"I think ultimately (the program has) provided a great bridge for students to see what's really happening in schools, because a lot of times, as teachers, what we learn in college, in a classroom, or even just at elementary school ... what you learn in your four walls we have to make it applicable to what they're going to do in real life," Holloman said.

Parker said her skillset and teaching ability grew during her time in the Lunch Bunch program and that the professors in the MAT program truly care about making her a more effective teacher.

"It's very hands-on," Parker said. "I get a lot of feedback from my professors. We're constantly conferencing and it's really that they're here for us (and) that they care about what I know, and what work I'm producing."

The MAT program at USF offers those who do not have a degree in education the opportunity to learn the skills needed to effectively teach and to obtain a Florida teaching certificate. MAT students are not just undergraduates immediately going into graduate school — some are individuals who have been successful in other fields or in the private sector and now have a desire to teach.

Students in the MAT program can choose a concentration in various areas, such as elementary education, foreign language education, science education, mathematics education, exceptional student education and other programs. Program participants gain the skills they need to be certified to teach and they also gain experience in the classroom that is coupled with an education in areas such as child psychology and classroom management — areas that help them become more prepared to teach.

"Students who enter our program really want to be excellent teachers and they know that the quality of their program (will) directly relate to the quality of their teaching," van Ingen said.

If you hold an undergraduate degree in a field not related to education and are interested in becoming a teacher, the College of Education's Master of Arts in Teaching program can help you earn the credentials needed for initial teacher certification. Learn more
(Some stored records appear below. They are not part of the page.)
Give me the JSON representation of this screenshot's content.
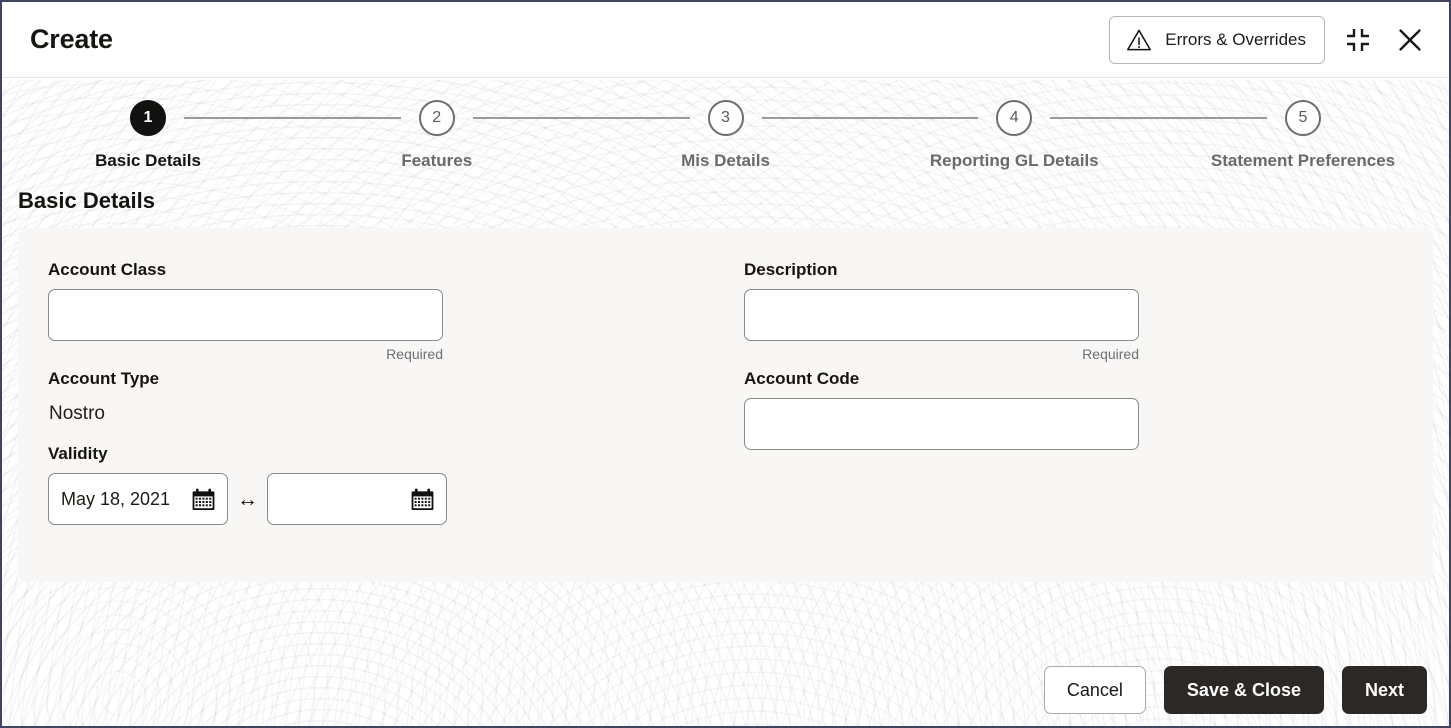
{
  "window": {
    "title": "Create",
    "header": {
      "errors_button_label": "Errors & Overrides",
      "warning_icon": "warning-triangle-icon",
      "minimize_icon": "collapse-corners-icon",
      "close_icon": "close-x-icon"
    }
  },
  "stepper": {
    "steps": [
      {
        "number": "1",
        "label": "Basic Details",
        "active": true
      },
      {
        "number": "2",
        "label": "Features",
        "active": false
      },
      {
        "number": "3",
        "label": "Mis Details",
        "active": false
      },
      {
        "number": "4",
        "label": "Reporting GL Details",
        "active": false
      },
      {
        "number": "5",
        "label": "Statement Preferences",
        "active": false
      }
    ]
  },
  "section": {
    "heading": "Basic Details"
  },
  "form": {
    "account_class": {
      "label": "Account Class",
      "value": "",
      "placeholder": "",
      "helper": "Required"
    },
    "description": {
      "label": "Description",
      "value": "",
      "placeholder": "",
      "helper": "Required"
    },
    "account_type": {
      "label": "Account Type",
      "value": "Nostro"
    },
    "account_code": {
      "label": "Account Code",
      "value": "",
      "placeholder": ""
    },
    "validity": {
      "label": "Validity",
      "start_date": "May 18, 2021",
      "end_date": "",
      "separator": "↔",
      "calendar_icon": "calendar-icon"
    }
  },
  "footer": {
    "cancel_label": "Cancel",
    "save_close_label": "Save & Close",
    "next_label": "Next"
  },
  "colors": {
    "accent_dark": "#2c2825",
    "step_active": "#13110f",
    "step_inactive": "#6d6d6d",
    "card_bg": "#f8f7f5",
    "window_border": "#3f4460",
    "helper_text": "#6f6f6f"
  }
}
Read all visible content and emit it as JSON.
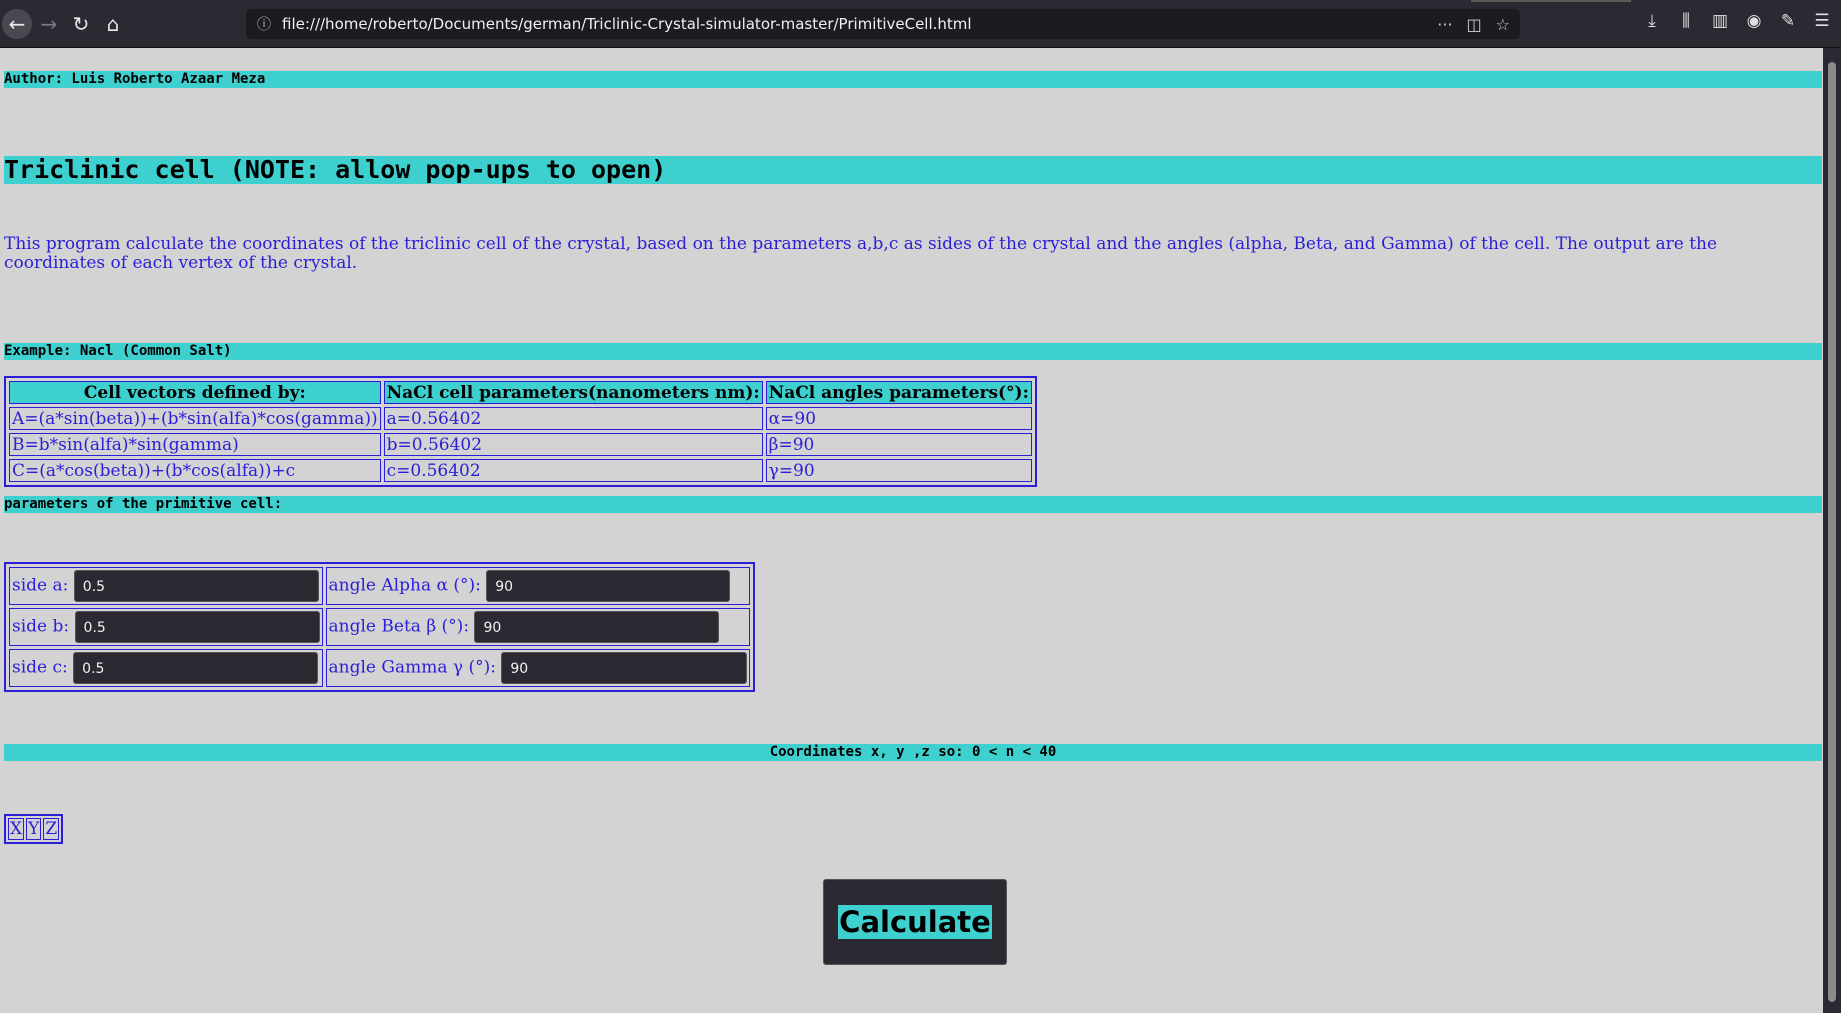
{
  "browser": {
    "url": "file:///home/roberto/Documents/german/Triclinic-Crystal-simulator-master/PrimitiveCell.html"
  },
  "page": {
    "author": "Author: Luis Roberto Azaar Meza",
    "title": "Triclinic cell (NOTE: allow pop-ups to open)",
    "description": "This program calculate the coordinates of the triclinic cell of the crystal, based on the parameters a,b,c as sides of the crystal and the angles (alpha, Beta, and Gamma) of the cell. The output are the coordinates of each vertex of the crystal.",
    "example_header": "Example: Nacl (Common Salt)",
    "example_table": {
      "headers": [
        "Cell vectors defined by:",
        "NaCl cell parameters(nanometers nm):",
        "NaCl angles parameters(°):"
      ],
      "rows": [
        [
          "A=(a*sin(beta))+(b*sin(alfa)*cos(gamma))",
          "a=0.56402",
          "α=90"
        ],
        [
          "B=b*sin(alfa)*sin(gamma)",
          "b=0.56402",
          "β=90"
        ],
        [
          "C=(a*cos(beta))+(b*cos(alfa))+c",
          "c=0.56402",
          "γ=90"
        ]
      ]
    },
    "params_header": "parameters of the primitive cell:",
    "inputs": {
      "side_a_label": "side a:",
      "side_a_value": "0.5",
      "side_b_label": "side b:",
      "side_b_value": "0.5",
      "side_c_label": "side c:",
      "side_c_value": "0.5",
      "alpha_label": "angle Alpha α (°):",
      "alpha_value": "90",
      "beta_label": "angle Beta β (°):",
      "beta_value": "90",
      "gamma_label": "angle Gamma γ (°):",
      "gamma_value": "90"
    },
    "coords_header": "Coordinates x, y ,z so: 0 < n < 40",
    "xyz": [
      "X",
      "Y",
      "Z"
    ],
    "calculate_label": "Calculate"
  },
  "colors": {
    "accent": "#3ecfcf",
    "text": "#2a1fd6",
    "background": "#d3d3d3"
  }
}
About the USF College of Education:
The USF College of Education is accredited by the Council for the Accreditation of Educator Preparation (formerly NCATE), and is fully approved by the Florida Department of Education. The USF College of Education is ranked by U.S. News & World Report as one of the top 100 programs in the nation, as well as in the top 30 for online graduate education programs. The USF College of Education has more than 51,000 alumni who are making a difference in the lives of children each day.